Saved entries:

★ ★ ★ ★ ★

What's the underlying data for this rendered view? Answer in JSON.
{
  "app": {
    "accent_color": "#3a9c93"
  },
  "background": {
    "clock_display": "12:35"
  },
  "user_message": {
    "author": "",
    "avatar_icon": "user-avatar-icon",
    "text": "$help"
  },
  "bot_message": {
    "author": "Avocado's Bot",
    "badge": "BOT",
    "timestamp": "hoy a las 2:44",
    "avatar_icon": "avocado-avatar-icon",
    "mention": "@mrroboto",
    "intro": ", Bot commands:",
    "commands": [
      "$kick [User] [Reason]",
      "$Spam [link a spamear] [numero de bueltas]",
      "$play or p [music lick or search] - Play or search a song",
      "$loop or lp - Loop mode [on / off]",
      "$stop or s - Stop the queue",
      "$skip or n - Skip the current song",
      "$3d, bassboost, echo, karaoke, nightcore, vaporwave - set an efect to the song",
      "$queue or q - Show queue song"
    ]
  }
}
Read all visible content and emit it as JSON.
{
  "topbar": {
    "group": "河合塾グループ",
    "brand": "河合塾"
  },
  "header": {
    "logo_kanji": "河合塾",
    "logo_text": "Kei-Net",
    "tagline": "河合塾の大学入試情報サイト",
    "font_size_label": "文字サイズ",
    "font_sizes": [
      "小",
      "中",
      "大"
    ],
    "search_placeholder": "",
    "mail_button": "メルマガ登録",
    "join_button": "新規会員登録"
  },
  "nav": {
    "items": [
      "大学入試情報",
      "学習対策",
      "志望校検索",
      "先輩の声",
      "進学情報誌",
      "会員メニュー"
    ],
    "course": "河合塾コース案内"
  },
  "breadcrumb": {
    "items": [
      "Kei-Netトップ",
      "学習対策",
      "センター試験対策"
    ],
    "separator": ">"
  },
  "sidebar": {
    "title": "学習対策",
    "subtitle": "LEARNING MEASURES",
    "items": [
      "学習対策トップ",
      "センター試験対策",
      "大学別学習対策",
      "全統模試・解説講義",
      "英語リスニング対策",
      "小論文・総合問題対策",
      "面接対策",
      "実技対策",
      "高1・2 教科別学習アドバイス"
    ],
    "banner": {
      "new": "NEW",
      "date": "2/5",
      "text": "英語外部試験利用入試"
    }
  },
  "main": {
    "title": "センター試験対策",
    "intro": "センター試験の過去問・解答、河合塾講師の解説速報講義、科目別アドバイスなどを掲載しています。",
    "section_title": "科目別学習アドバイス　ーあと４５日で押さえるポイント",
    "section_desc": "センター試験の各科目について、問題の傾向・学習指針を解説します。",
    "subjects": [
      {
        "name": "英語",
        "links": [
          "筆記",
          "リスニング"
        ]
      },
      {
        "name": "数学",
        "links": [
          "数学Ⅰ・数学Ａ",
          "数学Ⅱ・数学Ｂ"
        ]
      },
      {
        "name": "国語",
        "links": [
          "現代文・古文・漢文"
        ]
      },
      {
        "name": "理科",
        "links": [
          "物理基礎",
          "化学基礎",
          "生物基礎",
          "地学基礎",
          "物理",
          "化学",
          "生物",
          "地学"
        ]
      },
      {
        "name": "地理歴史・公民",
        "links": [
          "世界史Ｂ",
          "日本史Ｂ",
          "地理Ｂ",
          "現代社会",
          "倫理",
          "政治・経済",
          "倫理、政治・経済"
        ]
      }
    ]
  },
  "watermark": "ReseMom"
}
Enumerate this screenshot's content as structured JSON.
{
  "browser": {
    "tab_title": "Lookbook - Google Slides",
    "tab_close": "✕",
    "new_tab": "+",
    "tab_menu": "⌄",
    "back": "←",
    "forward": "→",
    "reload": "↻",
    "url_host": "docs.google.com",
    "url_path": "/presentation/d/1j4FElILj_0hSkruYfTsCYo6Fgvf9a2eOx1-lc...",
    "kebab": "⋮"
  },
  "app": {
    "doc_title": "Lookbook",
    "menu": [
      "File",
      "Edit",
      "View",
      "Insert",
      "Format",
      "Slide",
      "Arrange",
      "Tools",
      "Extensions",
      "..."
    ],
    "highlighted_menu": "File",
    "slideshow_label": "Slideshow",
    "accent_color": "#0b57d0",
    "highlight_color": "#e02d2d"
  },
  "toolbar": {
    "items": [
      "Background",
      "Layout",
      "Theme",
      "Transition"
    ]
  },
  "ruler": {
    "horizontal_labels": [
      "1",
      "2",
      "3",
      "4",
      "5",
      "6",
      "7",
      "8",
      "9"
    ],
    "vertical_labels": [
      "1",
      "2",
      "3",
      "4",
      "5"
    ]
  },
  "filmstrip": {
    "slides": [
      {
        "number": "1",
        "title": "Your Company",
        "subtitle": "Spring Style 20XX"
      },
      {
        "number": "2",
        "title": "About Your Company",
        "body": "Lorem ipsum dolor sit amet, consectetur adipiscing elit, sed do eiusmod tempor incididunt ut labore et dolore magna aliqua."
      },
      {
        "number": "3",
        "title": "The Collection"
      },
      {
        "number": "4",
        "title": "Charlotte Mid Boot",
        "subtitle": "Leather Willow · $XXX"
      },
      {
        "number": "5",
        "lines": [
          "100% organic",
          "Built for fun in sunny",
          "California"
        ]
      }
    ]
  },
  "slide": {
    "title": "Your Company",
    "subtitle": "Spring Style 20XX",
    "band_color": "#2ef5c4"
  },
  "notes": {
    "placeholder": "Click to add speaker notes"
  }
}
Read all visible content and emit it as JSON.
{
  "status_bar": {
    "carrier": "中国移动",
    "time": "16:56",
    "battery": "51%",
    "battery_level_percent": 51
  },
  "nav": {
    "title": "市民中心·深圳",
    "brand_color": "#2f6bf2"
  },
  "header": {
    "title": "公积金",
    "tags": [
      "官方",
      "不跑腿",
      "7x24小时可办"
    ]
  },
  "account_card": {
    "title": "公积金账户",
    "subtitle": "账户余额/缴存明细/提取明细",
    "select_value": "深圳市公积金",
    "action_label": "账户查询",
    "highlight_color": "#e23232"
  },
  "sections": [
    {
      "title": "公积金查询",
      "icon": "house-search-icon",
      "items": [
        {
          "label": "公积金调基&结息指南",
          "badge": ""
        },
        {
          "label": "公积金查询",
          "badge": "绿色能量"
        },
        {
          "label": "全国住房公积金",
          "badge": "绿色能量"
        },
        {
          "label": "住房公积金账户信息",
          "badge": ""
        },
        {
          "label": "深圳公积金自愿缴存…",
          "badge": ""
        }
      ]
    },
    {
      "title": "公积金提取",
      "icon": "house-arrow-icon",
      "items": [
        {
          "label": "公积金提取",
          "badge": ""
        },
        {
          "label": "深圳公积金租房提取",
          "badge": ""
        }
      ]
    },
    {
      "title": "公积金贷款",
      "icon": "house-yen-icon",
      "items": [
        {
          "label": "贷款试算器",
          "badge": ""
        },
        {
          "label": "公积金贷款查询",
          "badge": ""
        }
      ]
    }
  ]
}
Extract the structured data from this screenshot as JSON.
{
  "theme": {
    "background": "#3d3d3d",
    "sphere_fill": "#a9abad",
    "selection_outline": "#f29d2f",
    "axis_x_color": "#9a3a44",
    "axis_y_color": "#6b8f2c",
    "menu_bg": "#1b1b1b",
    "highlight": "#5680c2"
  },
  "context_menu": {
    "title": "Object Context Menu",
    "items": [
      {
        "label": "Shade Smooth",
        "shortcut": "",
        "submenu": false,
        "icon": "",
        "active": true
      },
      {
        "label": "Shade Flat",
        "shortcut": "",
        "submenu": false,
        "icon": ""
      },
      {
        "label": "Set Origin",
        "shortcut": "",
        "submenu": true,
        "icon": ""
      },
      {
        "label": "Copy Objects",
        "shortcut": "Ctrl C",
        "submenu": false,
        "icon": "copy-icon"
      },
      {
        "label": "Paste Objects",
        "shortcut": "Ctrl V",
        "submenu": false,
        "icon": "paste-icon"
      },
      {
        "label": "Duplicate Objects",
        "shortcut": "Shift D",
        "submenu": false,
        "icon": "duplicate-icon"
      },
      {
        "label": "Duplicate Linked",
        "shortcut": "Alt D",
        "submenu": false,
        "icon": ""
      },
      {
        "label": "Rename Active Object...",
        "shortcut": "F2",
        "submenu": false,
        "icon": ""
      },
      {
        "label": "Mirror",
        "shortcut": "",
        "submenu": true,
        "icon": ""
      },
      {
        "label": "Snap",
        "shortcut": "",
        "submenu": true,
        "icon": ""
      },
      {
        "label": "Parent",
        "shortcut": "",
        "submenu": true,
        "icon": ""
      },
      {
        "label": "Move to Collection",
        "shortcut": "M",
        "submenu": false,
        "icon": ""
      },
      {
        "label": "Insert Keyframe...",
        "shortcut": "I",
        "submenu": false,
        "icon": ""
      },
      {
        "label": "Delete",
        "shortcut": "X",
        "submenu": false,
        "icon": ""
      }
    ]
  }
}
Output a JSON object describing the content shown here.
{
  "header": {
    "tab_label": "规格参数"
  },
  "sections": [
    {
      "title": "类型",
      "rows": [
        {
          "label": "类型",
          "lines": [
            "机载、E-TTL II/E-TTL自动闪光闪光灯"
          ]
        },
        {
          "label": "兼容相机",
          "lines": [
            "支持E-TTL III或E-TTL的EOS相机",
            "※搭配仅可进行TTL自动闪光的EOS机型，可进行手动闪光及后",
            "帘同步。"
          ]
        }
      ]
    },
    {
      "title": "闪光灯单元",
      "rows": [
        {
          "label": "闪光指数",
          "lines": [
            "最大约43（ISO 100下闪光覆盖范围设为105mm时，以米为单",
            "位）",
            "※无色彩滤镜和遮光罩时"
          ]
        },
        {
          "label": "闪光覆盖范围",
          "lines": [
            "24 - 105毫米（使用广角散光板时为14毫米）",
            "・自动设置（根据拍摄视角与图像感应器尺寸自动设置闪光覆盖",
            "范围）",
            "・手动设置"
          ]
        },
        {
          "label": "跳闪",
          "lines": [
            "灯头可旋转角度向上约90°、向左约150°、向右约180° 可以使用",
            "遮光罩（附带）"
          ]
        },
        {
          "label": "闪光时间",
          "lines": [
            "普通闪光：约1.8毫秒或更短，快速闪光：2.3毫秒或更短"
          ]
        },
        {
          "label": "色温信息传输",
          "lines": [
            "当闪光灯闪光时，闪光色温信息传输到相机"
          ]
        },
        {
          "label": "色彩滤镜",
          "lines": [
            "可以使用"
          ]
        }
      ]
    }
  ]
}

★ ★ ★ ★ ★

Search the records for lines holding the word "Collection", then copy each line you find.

        "title": "The Collection"
        "label": "Move to Collection",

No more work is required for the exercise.